Extracted material -
----------------
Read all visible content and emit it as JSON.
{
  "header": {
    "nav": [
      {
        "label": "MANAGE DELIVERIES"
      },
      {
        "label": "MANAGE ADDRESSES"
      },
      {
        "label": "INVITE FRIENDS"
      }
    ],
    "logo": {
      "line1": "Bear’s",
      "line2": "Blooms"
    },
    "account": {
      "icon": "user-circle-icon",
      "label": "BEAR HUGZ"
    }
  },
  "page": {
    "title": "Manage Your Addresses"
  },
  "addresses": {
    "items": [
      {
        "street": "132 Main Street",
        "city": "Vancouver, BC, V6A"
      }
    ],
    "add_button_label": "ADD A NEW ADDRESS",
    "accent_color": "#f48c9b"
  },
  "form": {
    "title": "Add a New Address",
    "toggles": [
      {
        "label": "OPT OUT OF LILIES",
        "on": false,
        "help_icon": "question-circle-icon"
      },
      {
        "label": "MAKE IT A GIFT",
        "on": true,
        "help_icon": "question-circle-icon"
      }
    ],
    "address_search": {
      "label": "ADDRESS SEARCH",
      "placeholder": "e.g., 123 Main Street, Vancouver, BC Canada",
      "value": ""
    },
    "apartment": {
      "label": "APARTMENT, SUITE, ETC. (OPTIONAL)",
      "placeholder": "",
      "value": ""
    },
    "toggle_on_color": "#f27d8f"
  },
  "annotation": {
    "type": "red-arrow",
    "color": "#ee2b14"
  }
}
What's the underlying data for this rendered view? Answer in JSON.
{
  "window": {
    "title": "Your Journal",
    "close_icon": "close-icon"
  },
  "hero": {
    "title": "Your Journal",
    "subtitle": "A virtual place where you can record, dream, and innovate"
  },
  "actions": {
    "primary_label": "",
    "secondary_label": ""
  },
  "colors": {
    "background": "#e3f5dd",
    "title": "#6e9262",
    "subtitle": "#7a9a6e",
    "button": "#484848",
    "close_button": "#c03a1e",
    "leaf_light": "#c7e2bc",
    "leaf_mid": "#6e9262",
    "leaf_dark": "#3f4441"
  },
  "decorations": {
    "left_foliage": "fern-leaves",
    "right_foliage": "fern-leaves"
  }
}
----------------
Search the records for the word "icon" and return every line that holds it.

Result for this exercise -
      "icon": "user-circle-icon",
        "help_icon": "question-circle-icon"
        "help_icon": "question-circle-icon"
    "close_icon": "close-icon"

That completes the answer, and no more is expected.